Fargey, P. J. (1991). Assessment of the conservation status of the Boabeng Fiema Monkey Sanctuary. Report sub-mitted to the Flora and Fauna Preservation Society. p.73.
Goodin, R. E.( 1996a),Designing Institutions in East European transitions: The Theory of Institutional Design. Cambridge University Press.
Gyamfi-Fenteng, L. J, & Abbiw, D. (1992). Management Strategy for Sacred Groves in Ghana Report prepared for the World Bank and the Environmental Protection Coun-cil.
Hardin, G . (1968), Tragedy of the Commons Science, Volume162.
Haverkort, B. and Millar,D. (2004), Alternative Logic for Development Intervention CECIK, Bolga, Gha-na.
Kamla-Raj (2006). Indigenous Knowledge and Biodiversity Conservation and Man-agement in Ghana. Laarbeeklaan 103B-1090 Jette, Belgium
Marcessen, S. H. (ed)(1994),Past Practices, Present Problems, Future Possibilities; Indigenous Natural Resource management in Pastoral Areas of Tanzama, IDS, Denmark.
Marsh, R. (2002), Working with Local Institutions to Support Sustainable Livelihoods. University of Califona, Berkeley, USA.
Millar, D. (2004a), Shrines and Groves: Bio-cultural Diversity and Potential Environ-ment

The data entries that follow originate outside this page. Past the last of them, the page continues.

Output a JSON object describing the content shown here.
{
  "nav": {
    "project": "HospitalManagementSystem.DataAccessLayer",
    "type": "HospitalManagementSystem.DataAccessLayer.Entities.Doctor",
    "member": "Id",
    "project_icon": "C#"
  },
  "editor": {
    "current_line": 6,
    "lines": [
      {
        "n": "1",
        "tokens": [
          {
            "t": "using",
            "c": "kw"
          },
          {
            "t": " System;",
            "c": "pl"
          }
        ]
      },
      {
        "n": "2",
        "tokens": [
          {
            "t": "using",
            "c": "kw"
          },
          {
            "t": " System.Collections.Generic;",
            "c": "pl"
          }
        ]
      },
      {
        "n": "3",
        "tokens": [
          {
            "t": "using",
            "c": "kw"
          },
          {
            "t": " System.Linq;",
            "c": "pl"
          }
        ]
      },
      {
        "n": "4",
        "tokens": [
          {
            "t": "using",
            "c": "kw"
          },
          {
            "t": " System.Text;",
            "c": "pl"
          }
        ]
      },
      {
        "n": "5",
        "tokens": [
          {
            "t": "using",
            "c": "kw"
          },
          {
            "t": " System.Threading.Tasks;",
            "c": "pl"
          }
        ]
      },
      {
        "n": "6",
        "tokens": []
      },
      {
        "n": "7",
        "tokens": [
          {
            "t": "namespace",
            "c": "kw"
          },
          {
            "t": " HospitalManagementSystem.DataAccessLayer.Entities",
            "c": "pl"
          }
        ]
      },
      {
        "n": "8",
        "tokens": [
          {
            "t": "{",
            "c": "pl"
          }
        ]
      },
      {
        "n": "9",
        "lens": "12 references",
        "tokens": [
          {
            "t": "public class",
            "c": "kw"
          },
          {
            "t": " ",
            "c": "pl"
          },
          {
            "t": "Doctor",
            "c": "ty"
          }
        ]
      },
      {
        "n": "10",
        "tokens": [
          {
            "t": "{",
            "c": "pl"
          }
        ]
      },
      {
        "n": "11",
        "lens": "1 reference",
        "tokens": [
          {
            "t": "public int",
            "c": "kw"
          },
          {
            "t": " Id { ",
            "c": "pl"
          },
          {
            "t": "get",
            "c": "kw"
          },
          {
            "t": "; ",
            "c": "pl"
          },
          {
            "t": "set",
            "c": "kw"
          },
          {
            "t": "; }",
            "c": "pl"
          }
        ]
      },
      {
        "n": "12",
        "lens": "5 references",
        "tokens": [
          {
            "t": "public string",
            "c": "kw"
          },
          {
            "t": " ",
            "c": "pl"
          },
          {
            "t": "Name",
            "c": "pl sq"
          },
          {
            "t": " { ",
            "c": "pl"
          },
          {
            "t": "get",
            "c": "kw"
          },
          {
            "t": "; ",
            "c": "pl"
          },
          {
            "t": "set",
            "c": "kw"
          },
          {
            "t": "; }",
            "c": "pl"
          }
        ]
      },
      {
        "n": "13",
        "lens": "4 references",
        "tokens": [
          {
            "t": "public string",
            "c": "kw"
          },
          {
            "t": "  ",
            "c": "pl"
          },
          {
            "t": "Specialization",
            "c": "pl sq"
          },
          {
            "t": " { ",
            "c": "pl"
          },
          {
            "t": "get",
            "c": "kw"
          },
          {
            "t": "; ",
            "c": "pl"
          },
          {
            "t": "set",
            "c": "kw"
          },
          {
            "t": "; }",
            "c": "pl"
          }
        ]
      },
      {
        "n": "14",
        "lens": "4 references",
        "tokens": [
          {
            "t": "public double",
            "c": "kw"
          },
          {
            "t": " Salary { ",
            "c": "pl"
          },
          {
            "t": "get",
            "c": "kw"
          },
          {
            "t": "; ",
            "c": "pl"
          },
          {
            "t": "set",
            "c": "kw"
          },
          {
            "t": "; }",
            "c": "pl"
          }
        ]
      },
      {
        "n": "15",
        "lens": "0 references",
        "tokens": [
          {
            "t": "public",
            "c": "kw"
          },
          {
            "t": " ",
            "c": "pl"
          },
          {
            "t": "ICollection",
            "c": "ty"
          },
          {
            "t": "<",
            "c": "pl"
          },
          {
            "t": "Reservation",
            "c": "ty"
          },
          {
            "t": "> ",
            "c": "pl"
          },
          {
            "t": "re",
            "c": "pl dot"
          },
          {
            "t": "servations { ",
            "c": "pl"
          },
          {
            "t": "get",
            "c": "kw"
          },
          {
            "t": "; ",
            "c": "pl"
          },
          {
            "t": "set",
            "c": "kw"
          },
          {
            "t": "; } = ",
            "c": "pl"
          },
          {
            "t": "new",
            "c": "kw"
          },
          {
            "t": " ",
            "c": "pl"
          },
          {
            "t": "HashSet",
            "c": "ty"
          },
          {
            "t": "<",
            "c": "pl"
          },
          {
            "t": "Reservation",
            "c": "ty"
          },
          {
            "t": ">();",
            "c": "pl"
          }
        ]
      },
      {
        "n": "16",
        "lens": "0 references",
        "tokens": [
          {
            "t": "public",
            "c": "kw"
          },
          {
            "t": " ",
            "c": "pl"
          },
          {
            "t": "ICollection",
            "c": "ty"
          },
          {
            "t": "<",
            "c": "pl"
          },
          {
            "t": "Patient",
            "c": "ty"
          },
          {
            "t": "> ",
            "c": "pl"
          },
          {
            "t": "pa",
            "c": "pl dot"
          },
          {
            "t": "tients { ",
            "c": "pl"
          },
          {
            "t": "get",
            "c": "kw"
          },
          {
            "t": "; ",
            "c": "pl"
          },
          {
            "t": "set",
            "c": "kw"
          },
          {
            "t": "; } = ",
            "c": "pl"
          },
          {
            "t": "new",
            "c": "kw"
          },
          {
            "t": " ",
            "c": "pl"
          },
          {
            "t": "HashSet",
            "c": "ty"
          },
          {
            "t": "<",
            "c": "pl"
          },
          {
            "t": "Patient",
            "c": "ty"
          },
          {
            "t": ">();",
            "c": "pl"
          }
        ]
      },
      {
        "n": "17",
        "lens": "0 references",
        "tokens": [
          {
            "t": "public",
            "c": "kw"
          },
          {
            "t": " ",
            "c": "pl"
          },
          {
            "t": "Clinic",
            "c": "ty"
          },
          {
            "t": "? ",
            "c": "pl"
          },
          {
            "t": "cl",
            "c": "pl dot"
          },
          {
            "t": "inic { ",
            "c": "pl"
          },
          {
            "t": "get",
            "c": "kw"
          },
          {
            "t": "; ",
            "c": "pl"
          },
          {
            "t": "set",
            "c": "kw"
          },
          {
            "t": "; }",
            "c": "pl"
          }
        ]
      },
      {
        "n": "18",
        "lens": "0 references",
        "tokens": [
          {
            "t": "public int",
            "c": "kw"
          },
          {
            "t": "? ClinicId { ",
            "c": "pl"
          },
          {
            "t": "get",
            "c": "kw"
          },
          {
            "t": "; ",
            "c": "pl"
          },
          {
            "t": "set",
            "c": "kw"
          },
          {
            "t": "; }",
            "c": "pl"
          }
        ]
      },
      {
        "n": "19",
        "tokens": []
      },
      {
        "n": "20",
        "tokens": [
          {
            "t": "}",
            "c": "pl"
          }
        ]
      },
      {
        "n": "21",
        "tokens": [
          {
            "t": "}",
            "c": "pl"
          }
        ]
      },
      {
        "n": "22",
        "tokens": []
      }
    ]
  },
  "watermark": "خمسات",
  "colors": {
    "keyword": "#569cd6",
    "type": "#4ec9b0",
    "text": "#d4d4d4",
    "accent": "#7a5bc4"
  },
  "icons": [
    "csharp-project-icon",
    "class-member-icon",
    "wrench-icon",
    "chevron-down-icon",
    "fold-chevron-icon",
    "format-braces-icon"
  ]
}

Millar, D. (2004b), Traditional African World Views from a Cosmovision Perspec-tive.
Mkenda, B. (2010). Environmental Conservation anchored in African cultural herit-age, Ecology New People Magazine.
North, D.C. (1990), Institutions, Institutional Change, and Economic Performance. Cambridge University Press.
Ostrom, E . (1990), The rudi-ments of a theory of origins, survival and performance of common property institu-tions
Pillien, J. and Walpole S.(2001), Moving from open access to extraction to new par-ticipatory levels of accountable management. Malampaya Sound, Palawan, Philip-pines.
Runge, C.F. (1996), Institutions and the free rider: The assurance problem in col-lective action,Journal of Politics, Vol.46.
Shastri, C. M., Bhat, D. M., Nagaraja, B. C., Murali, K. S., & Ravindranath, N. H. (2002). Tree species diversity in a village ecosystem in Uttara Kannada district in Western Ghats, Karnataka. Current Science, 82, 1080-1084.
Tunon, H., & Bruhn, J. G. (1994). Drugs in ancient texts. Nature, 369, 702. http://dx.doi.org/10.1038/369702a0
Tupper, M. (2002). Marine reserves and fisheries man-agement. Science, 295, 1233.
Udgaonkar, S. (2002). The recording of traditional knowledge: Will it prevent “bio-piracy?” Current Science, 82, 413-419.
UDS/CARE, (2004),The Chief, the Forester and Fireman; Proceeding on Bushfire Workshop, GILLBT, Tamale, Ghana
Utkarsh, G., Gadgil, M., & Rao, P. R. S. (1999). Intellec-tual property rights on biological resources: Benefiting from biodiversity and people's knowledge. Current Science, 77, 1418-1425.
World Conservation Union. (1994). Guidelines for Pro-tected Area Management Categories (IUCN, Gland, Switzerland, and Cambridge).